* _What needs to be done_
Copy each of the entries below faithfully, setting aside any pictures.
= = = =
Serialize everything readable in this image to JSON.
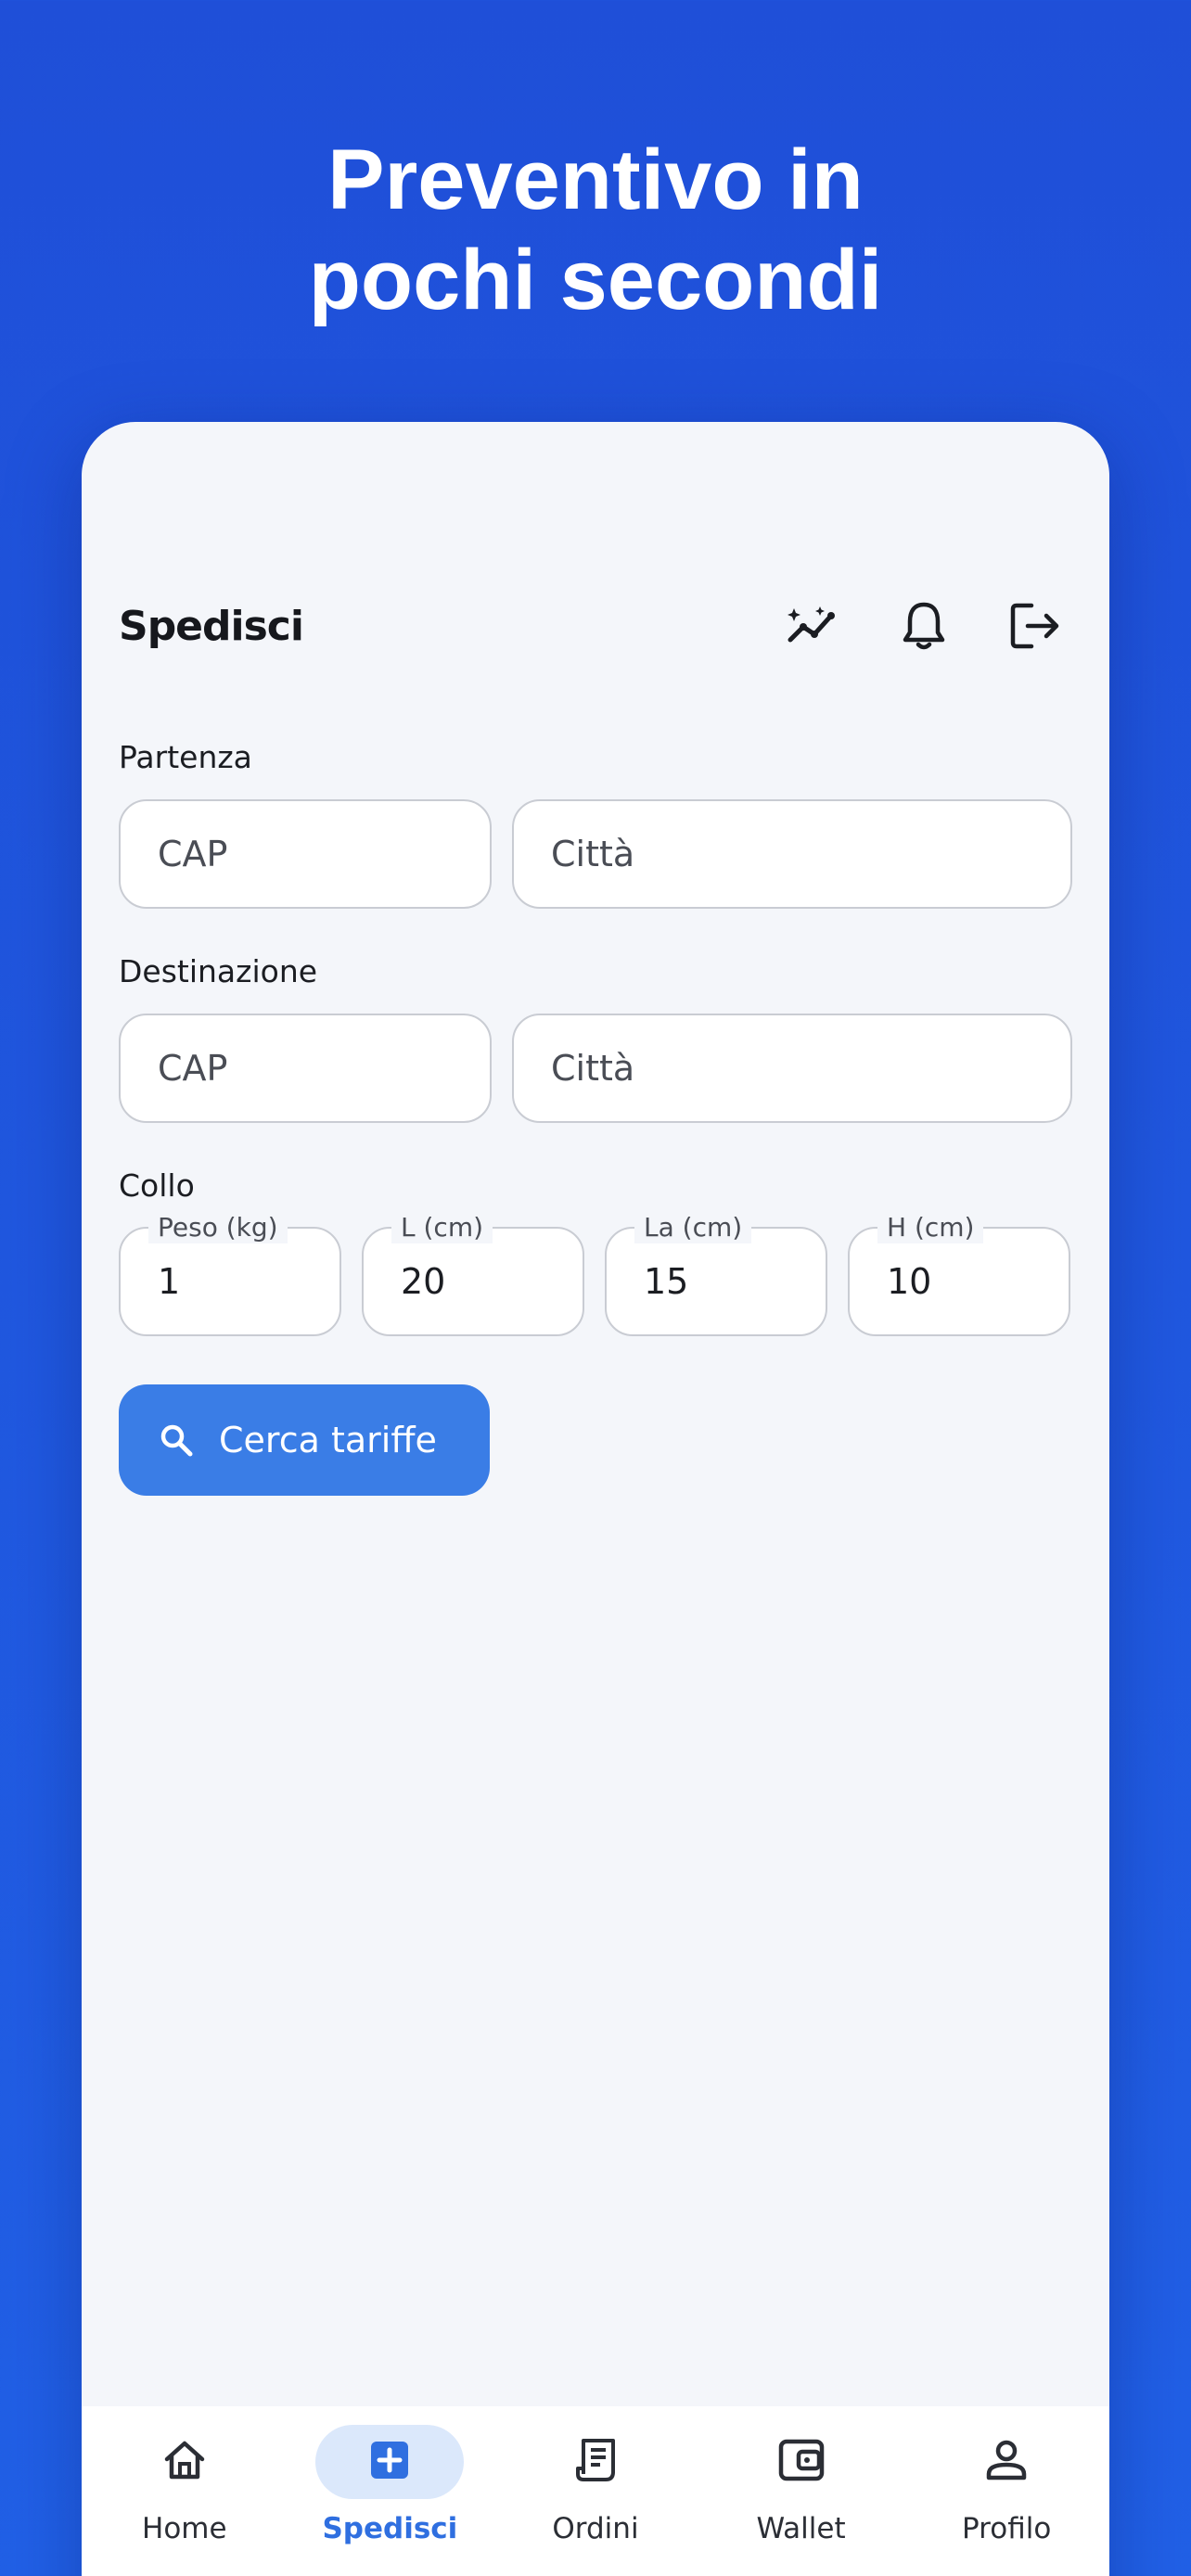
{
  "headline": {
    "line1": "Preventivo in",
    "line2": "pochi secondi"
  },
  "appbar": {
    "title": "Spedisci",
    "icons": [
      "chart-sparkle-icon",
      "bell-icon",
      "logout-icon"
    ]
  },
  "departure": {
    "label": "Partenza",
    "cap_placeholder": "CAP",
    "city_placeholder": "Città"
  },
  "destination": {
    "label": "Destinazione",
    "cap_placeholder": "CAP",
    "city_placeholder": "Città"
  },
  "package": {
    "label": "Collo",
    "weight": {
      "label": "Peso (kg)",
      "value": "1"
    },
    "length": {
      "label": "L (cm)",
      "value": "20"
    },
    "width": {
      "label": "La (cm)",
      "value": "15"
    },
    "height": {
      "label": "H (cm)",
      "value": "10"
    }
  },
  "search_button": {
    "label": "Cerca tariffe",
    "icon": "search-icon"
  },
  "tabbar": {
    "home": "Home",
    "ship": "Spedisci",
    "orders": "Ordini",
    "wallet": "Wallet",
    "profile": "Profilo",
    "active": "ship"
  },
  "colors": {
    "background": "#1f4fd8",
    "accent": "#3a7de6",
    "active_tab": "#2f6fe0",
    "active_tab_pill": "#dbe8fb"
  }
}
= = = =
* _Exercise result_
Serialize everything readable in this image to JSON.
{
  "headline": {
    "line1": "Preventivo in",
    "line2": "pochi secondi"
  },
  "appbar": {
    "title": "Spedisci",
    "icons": [
      "chart-sparkle-icon",
      "bell-icon",
      "logout-icon"
    ]
  },
  "departure": {
    "label": "Partenza",
    "cap_placeholder": "CAP",
    "city_placeholder": "Città"
  },
  "destination": {
    "label": "Destinazione",
    "cap_placeholder": "CAP",
    "city_placeholder": "Città"
  },
  "package": {
    "label": "Collo",
    "weight": {
      "label": "Peso (kg)",
      "value": "1"
    },
    "length": {
      "label": "L (cm)",
      "value": "20"
    },
    "width": {
      "label": "La (cm)",
      "value": "15"
    },
    "height": {
      "label": "H (cm)",
      "value": "10"
    }
  },
  "search_button": {
    "label": "Cerca tariffe",
    "icon": "search-icon"
  },
  "tabbar": {
    "home": "Home",
    "ship": "Spedisci",
    "orders": "Ordini",
    "wallet": "Wallet",
    "profile": "Profilo",
    "active": "ship"
  },
  "colors": {
    "background": "#1f4fd8",
    "accent": "#3a7de6",
    "active_tab": "#2f6fe0",
    "active_tab_pill": "#dbe8fb"
  }
}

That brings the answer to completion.